= EXERCISE INSTRUCTIONS =
Your response should consist of the data that follows, repeated in full without alteration.

(DATA TO PROCESS begins)

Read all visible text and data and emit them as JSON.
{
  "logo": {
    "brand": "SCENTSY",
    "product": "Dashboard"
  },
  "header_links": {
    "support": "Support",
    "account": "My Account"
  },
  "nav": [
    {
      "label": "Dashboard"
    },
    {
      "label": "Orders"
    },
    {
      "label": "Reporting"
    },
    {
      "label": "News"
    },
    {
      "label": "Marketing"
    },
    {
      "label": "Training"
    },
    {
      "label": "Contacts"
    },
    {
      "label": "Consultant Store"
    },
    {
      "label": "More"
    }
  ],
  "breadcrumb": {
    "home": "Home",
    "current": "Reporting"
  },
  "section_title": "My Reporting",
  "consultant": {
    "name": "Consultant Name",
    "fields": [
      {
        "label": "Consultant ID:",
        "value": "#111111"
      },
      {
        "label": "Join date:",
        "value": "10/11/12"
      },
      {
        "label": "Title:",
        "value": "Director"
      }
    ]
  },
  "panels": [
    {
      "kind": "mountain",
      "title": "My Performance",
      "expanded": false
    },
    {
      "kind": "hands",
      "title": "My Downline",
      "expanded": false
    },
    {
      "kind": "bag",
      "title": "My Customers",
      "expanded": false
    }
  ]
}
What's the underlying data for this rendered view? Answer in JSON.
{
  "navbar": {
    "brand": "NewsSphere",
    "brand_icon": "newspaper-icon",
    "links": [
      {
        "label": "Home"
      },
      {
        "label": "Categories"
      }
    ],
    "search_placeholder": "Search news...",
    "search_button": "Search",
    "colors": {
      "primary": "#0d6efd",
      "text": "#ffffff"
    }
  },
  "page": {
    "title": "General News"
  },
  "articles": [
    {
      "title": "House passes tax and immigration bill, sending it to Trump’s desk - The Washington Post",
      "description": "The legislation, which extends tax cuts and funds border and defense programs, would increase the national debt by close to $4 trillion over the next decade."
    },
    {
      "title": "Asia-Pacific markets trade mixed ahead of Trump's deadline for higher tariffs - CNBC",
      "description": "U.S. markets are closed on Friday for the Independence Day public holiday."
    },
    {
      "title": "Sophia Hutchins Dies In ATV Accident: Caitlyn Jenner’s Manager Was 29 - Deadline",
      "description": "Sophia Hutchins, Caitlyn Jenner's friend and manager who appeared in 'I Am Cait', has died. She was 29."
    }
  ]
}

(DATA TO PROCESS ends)

= EXERCISE SOLUTION =
Read all visible text and data and emit them as JSON.
{
  "logo": {
    "brand": "SCENTSY",
    "product": "Dashboard"
  },
  "header_links": {
    "support": "Support",
    "account": "My Account"
  },
  "nav": [
    {
      "label": "Dashboard"
    },
    {
      "label": "Orders"
    },
    {
      "label": "Reporting"
    },
    {
      "label": "News"
    },
    {
      "label": "Marketing"
    },
    {
      "label": "Training"
    },
    {
      "label": "Contacts"
    },
    {
      "label": "Consultant Store"
    },
    {
      "label": "More"
    }
  ],
  "breadcrumb": {
    "home": "Home",
    "current": "Reporting"
  },
  "section_title": "My Reporting",
  "consultant": {
    "name": "Consultant Name",
    "fields": [
      {
        "label": "Consultant ID:",
        "value": "#111111"
      },
      {
        "label": "Join date:",
        "value": "10/11/12"
      },
      {
        "label": "Title:",
        "value": "Director"
      }
    ]
  },
  "panels": [
    {
      "kind": "mountain",
      "title": "My Performance",
      "expanded": false
    },
    {
      "kind": "hands",
      "title": "My Downline",
      "expanded": false
    },
    {
      "kind": "bag",
      "title": "My Customers",
      "expanded": false
    }
  ]
}
What's the underlying data for this rendered view? Answer in JSON.
{
  "navbar": {
    "brand": "NewsSphere",
    "brand_icon": "newspaper-icon",
    "links": [
      {
        "label": "Home"
      },
      {
        "label": "Categories"
      }
    ],
    "search_placeholder": "Search news...",
    "search_button": "Search",
    "colors": {
      "primary": "#0d6efd",
      "text": "#ffffff"
    }
  },
  "page": {
    "title": "General News"
  },
  "articles": [
    {
      "title": "House passes tax and immigration bill, sending it to Trump’s desk - The Washington Post",
      "description": "The legislation, which extends tax cuts and funds border and defense programs, would increase the national debt by close to $4 trillion over the next decade."
    },
    {
      "title": "Asia-Pacific markets trade mixed ahead of Trump's deadline for higher tariffs - CNBC",
      "description": "U.S. markets are closed on Friday for the Independence Day public holiday."
    },
    {
      "title": "Sophia Hutchins Dies In ATV Accident: Caitlyn Jenner’s Manager Was 29 - Deadline",
      "description": "Sophia Hutchins, Caitlyn Jenner's friend and manager who appeared in 'I Am Cait', has died. She was 29."
    }
  ]
}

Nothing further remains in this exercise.